AZ Gov. Jan Brewer to DREAMers: We don’t want you here
Photo courtesy of WBEZ
Beginning yesterday, young adult Latinos who don’t possess paperwork for U.S. citizenship because their parents immigrated when they were children, were able to file applications with the U.S. Department of Homeland Security for work permits and deportation deferrals. Regulations on these young adults who have grown up in the United States were eased when President Obama announced his Deferred Action for Childhood Arrivals policy.
Here in Chicago, the line extended the entire length of the city’s Navy Pier,  more than a half-mile long, and beyond, taking reporters a full 30 minutes just to walk from the beginning to the end . It was a moving site. The line was so long, applicants had to be turned away. Young people had shown up hours before the process began.
The New York Times reported , “Thousands of immigrants also waited in lines outside the offices of immigrants’ groups and flooded churches and law offices in Los Angeles, Miami, New York, Boston and Houston, among other cities.”

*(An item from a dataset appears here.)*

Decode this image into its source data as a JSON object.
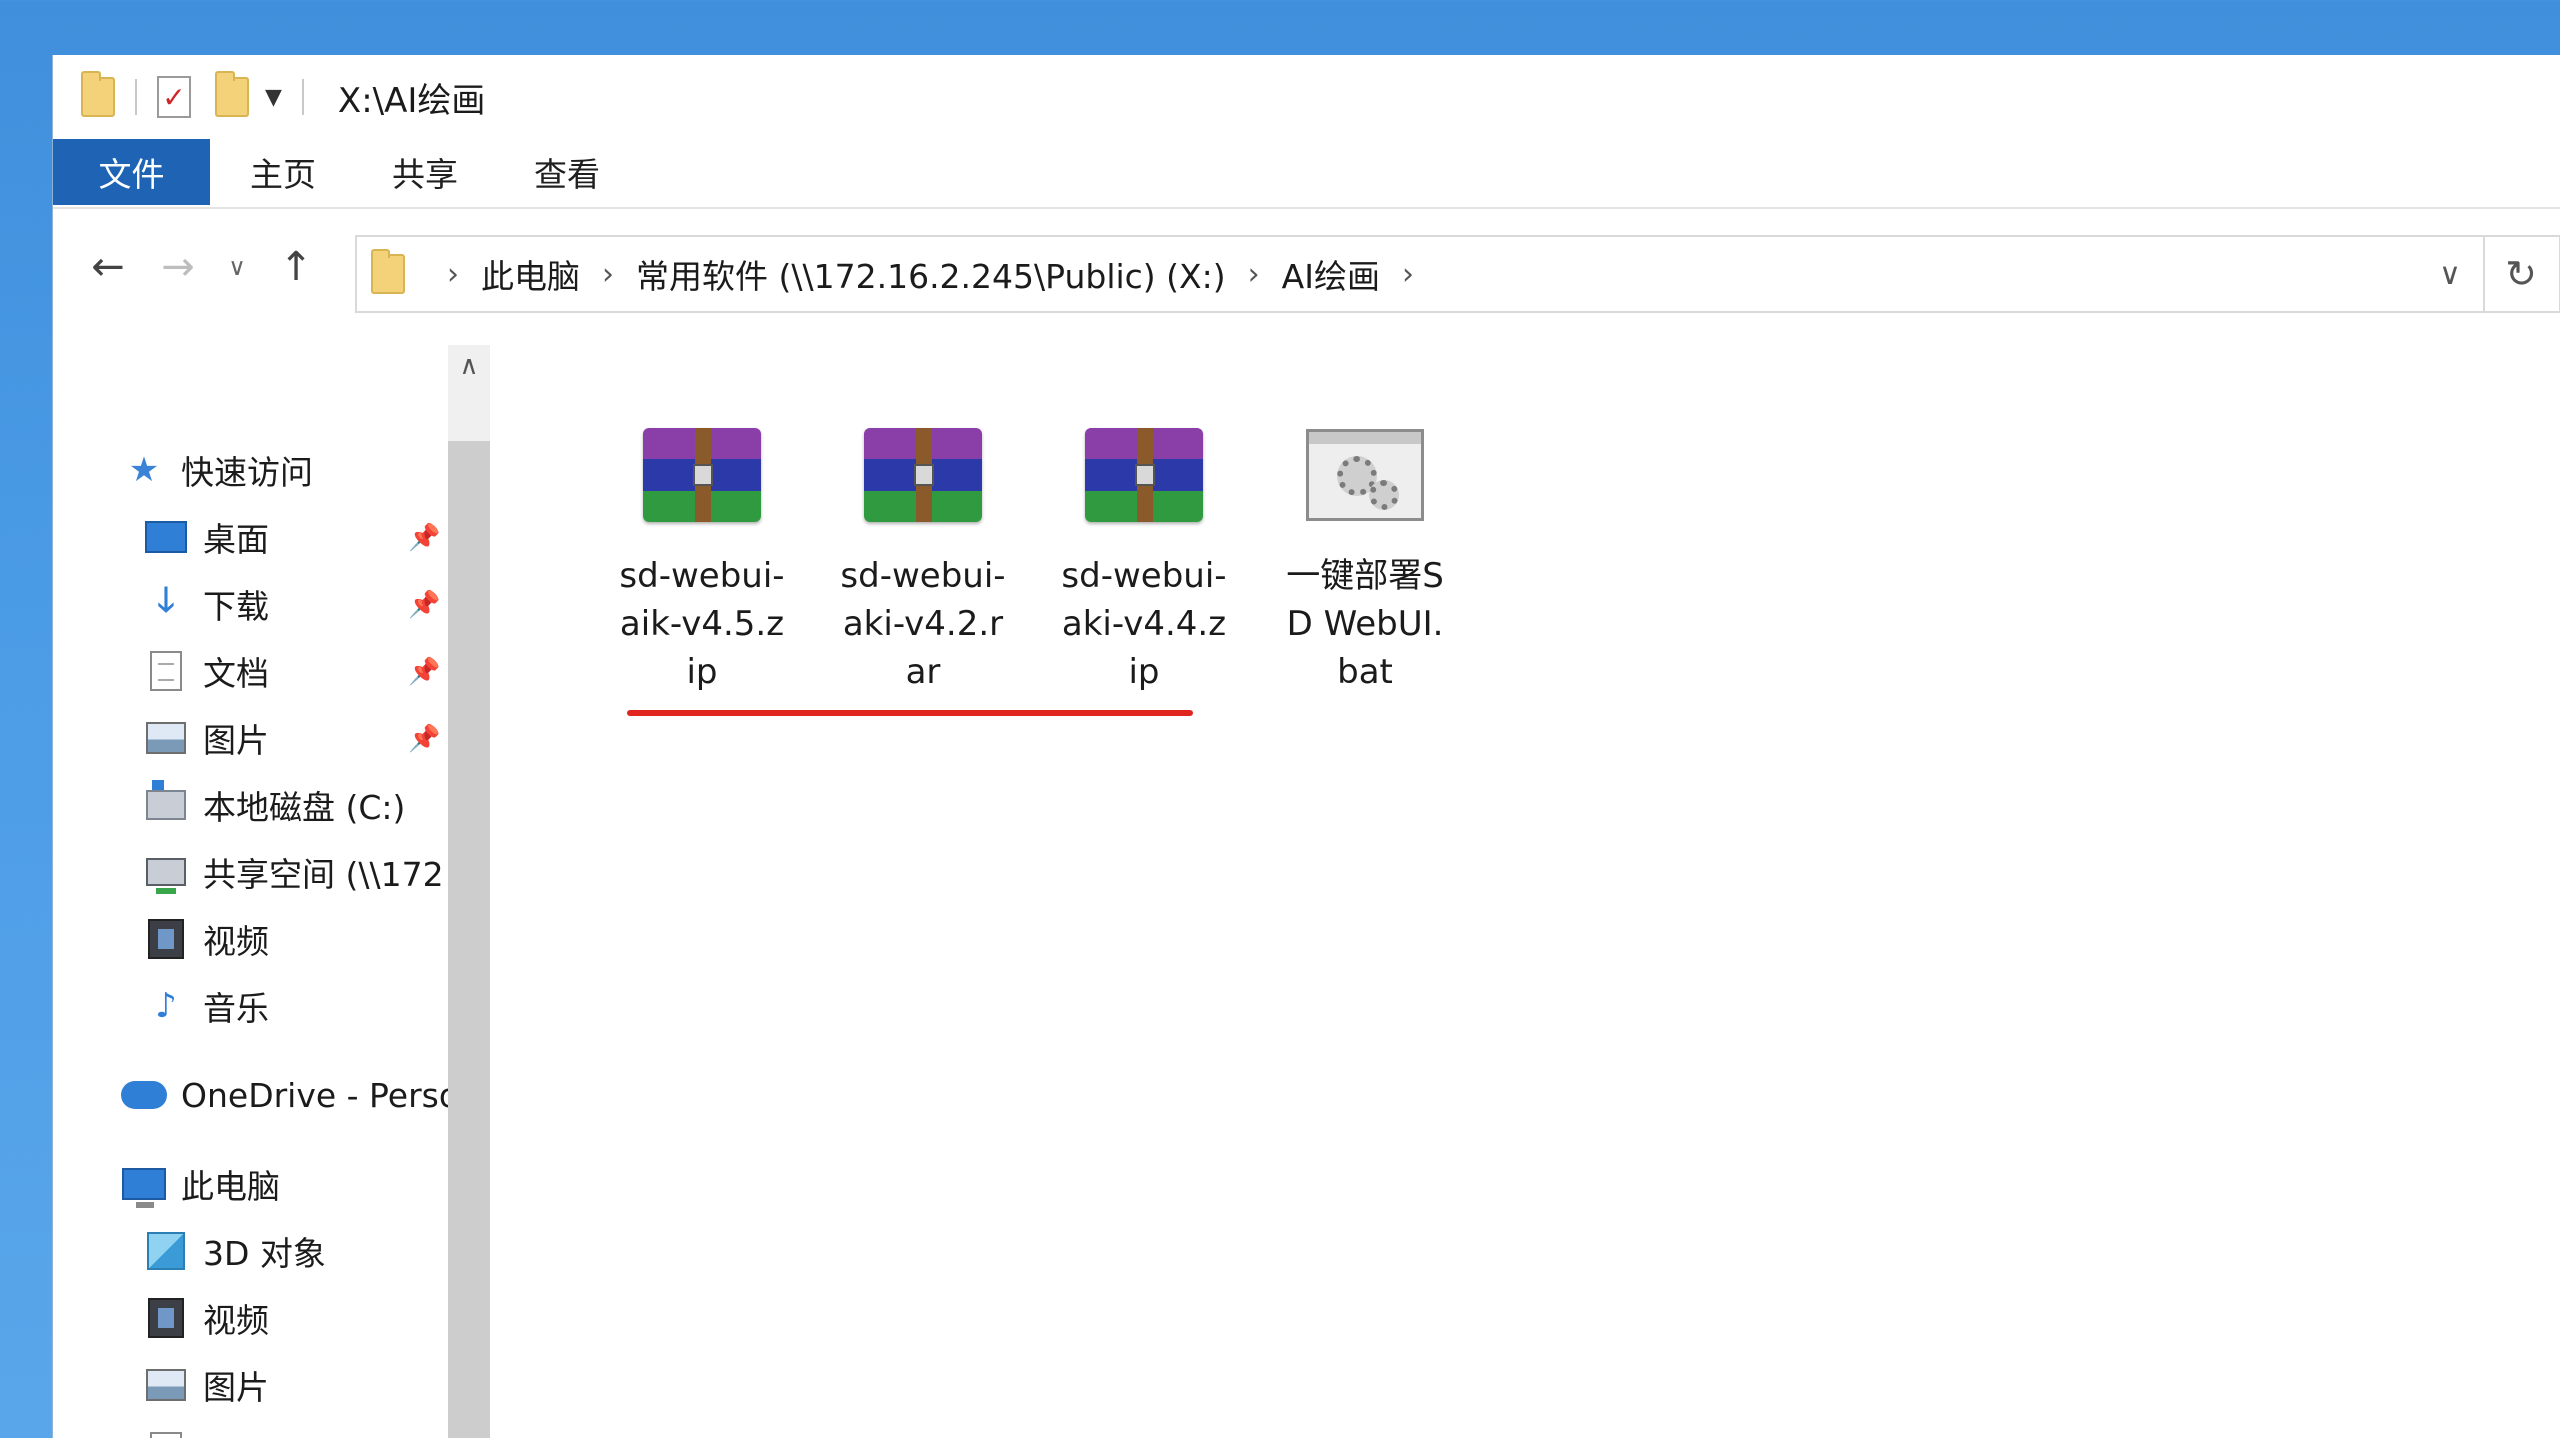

But Arizona governor Jan Brewer, notorious for her tough (and some—like me and the U.S. Bishops—might say, wrong) stance on immigration, has issued an executive order denying benefits  to the DREAMers, claiming that because the Obama’s order does not give the DREAMers legal residency, they’re not eligible for public benefits. Oh, and she, like the throngs of grandchildren and great grandchildren of immigrants themselves who claim their ancestors “came here legally” (Show me your papers!), are worried these fellow sisters and brothers who actually have more claim to North American heritage might be a drain on the system. In other words, they cost too much. Of course, this completely ignores just how much they actually contribute to the economy.

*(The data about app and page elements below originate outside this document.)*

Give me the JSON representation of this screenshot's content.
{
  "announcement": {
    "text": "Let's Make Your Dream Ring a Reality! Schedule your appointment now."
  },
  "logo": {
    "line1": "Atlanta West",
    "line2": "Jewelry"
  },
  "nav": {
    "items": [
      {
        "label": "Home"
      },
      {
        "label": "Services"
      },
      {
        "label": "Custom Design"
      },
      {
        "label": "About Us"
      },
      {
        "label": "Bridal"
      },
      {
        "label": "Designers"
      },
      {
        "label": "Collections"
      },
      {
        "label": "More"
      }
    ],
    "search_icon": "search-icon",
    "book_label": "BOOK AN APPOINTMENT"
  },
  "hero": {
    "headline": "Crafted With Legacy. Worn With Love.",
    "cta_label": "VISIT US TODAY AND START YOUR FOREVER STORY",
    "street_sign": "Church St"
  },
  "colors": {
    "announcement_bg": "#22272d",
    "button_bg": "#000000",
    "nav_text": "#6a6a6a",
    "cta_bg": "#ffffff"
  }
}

Included in the benefits Brewer seeks to deny Latinos are drivers licenses, immigration lawyers in Arizona say she can’t do. The state’s East Valley Tribune: 
'Regina Jefferies acknowledged that those who will be part of the deferred action program will not have legal status. What they have, however, is "lawful presence.''
"They've got permission to be here,'' she said.
In fact, Jefferies said the whole concept of deferred action, while vastly expanded under the president's announcement, is not new. She said federal immigration officials have similarly classified others in the past, such as victims of domestic violence, and made their presence legal.
Jefferies said that classification will not entitle those in the new program to things like food stamps. But she said anyone who is granted deferred action can sue -- she believes successfully -- if the state denies any of these people a driver's license.'
Chicago Public Radio’s blogger Achy Obejas  thinks that the move “is designed more to mess with the president at the expense of immigrants than to actually do anything about those immigrants.” Given the all of the anti-immigrant sentiment coming out of that state, I’m not so sure.
Republicans like Brewer as well as Democrats should be wary though, if not now, then in the future if they can't get their act together on immigration reform. Each month 50,000 Latinos in this country reach voting age and 700,000 immigrants naturalize each year.  Failing to pass the DREAM Act seems only to be the first of their problems.